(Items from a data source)

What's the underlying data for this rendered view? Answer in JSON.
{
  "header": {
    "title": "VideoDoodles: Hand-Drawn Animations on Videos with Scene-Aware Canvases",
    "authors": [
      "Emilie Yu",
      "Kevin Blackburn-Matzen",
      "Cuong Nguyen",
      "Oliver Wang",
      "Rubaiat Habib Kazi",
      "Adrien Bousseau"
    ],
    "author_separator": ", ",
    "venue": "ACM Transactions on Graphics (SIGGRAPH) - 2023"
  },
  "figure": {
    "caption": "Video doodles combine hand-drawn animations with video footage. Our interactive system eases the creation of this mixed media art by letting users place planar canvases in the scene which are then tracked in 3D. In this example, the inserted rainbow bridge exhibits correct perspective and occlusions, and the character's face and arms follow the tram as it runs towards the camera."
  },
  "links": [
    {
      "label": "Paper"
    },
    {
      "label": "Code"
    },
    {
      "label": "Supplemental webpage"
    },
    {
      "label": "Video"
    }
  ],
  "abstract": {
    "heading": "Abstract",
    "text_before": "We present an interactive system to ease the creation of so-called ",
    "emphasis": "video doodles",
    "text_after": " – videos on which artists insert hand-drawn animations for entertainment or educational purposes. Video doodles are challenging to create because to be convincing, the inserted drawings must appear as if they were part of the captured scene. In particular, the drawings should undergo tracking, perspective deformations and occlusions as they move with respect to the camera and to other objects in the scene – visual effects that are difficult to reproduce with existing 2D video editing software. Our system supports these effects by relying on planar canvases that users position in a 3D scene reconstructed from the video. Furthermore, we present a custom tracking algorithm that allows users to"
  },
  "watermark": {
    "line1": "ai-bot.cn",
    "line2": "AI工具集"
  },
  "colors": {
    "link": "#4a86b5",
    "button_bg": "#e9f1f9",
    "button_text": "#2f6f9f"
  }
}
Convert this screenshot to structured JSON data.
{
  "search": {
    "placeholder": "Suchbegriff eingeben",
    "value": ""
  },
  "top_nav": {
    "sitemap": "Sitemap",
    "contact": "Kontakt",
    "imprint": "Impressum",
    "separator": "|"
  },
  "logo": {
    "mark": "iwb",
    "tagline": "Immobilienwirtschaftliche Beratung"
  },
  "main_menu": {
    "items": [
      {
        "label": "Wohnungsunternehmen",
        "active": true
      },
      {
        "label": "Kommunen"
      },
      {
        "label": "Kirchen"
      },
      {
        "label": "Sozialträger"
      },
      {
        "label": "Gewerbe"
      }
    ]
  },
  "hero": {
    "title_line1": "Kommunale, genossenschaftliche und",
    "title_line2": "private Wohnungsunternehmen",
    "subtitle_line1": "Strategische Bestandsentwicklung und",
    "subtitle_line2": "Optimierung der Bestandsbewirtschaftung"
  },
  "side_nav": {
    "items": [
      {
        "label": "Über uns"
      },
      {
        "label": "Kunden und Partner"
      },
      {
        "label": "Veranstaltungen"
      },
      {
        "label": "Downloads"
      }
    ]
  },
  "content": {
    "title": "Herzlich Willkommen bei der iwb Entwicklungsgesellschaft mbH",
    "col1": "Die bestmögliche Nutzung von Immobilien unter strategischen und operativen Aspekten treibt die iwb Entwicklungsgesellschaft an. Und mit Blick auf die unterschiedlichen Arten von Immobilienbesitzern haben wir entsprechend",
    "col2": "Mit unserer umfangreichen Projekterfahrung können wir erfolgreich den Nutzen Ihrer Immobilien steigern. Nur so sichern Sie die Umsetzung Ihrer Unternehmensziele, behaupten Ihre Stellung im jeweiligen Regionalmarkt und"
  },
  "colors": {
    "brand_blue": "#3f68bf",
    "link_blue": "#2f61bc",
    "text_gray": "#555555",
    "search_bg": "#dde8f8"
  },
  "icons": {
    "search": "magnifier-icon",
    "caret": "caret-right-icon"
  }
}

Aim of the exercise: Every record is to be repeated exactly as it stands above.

Solution for this task:
What's the underlying data for this rendered view? Answer in JSON.
{
  "header": {
    "title": "VideoDoodles: Hand-Drawn Animations on Videos with Scene-Aware Canvases",
    "authors": [
      "Emilie Yu",
      "Kevin Blackburn-Matzen",
      "Cuong Nguyen",
      "Oliver Wang",
      "Rubaiat Habib Kazi",
      "Adrien Bousseau"
    ],
    "author_separator": ", ",
    "venue": "ACM Transactions on Graphics (SIGGRAPH) - 2023"
  },
  "figure": {
    "caption": "Video doodles combine hand-drawn animations with video footage. Our interactive system eases the creation of this mixed media art by letting users place planar canvases in the scene which are then tracked in 3D. In this example, the inserted rainbow bridge exhibits correct perspective and occlusions, and the character's face and arms follow the tram as it runs towards the camera."
  },
  "links": [
    {
      "label": "Paper"
    },
    {
      "label": "Code"
    },
    {
      "label": "Supplemental webpage"
    },
    {
      "label": "Video"
    }
  ],
  "abstract": {
    "heading": "Abstract",
    "text_before": "We present an interactive system to ease the creation of so-called ",
    "emphasis": "video doodles",
    "text_after": " – videos on which artists insert hand-drawn animations for entertainment or educational purposes. Video doodles are challenging to create because to be convincing, the inserted drawings must appear as if they were part of the captured scene. In particular, the drawings should undergo tracking, perspective deformations and occlusions as they move with respect to the camera and to other objects in the scene – visual effects that are difficult to reproduce with existing 2D video editing software. Our system supports these effects by relying on planar canvases that users position in a 3D scene reconstructed from the video. Furthermore, we present a custom tracking algorithm that allows users to"
  },
  "watermark": {
    "line1": "ai-bot.cn",
    "line2": "AI工具集"
  },
  "colors": {
    "link": "#4a86b5",
    "button_bg": "#e9f1f9",
    "button_text": "#2f6f9f"
  }
}
Convert this screenshot to structured JSON data.
{
  "search": {
    "placeholder": "Suchbegriff eingeben",
    "value": ""
  },
  "top_nav": {
    "sitemap": "Sitemap",
    "contact": "Kontakt",
    "imprint": "Impressum",
    "separator": "|"
  },
  "logo": {
    "mark": "iwb",
    "tagline": "Immobilienwirtschaftliche Beratung"
  },
  "main_menu": {
    "items": [
      {
        "label": "Wohnungsunternehmen",
        "active": true
      },
      {
        "label": "Kommunen"
      },
      {
        "label": "Kirchen"
      },
      {
        "label": "Sozialträger"
      },
      {
        "label": "Gewerbe"
      }
    ]
  },
  "hero": {
    "title_line1": "Kommunale, genossenschaftliche und",
    "title_line2": "private Wohnungsunternehmen",
    "subtitle_line1": "Strategische Bestandsentwicklung und",
    "subtitle_line2": "Optimierung der Bestandsbewirtschaftung"
  },
  "side_nav": {
    "items": [
      {
        "label": "Über uns"
      },
      {
        "label": "Kunden und Partner"
      },
      {
        "label": "Veranstaltungen"
      },
      {
        "label": "Downloads"
      }
    ]
  },
  "content": {
    "title": "Herzlich Willkommen bei der iwb Entwicklungsgesellschaft mbH",
    "col1": "Die bestmögliche Nutzung von Immobilien unter strategischen und operativen Aspekten treibt die iwb Entwicklungsgesellschaft an. Und mit Blick auf die unterschiedlichen Arten von Immobilienbesitzern haben wir entsprechend",
    "col2": "Mit unserer umfangreichen Projekterfahrung können wir erfolgreich den Nutzen Ihrer Immobilien steigern. Nur so sichern Sie die Umsetzung Ihrer Unternehmensziele, behaupten Ihre Stellung im jeweiligen Regionalmarkt und"
  },
  "colors": {
    "brand_blue": "#3f68bf",
    "link_blue": "#2f61bc",
    "text_gray": "#555555",
    "search_bg": "#dde8f8"
  },
  "icons": {
    "search": "magnifier-icon",
    "caret": "caret-right-icon"
  }
}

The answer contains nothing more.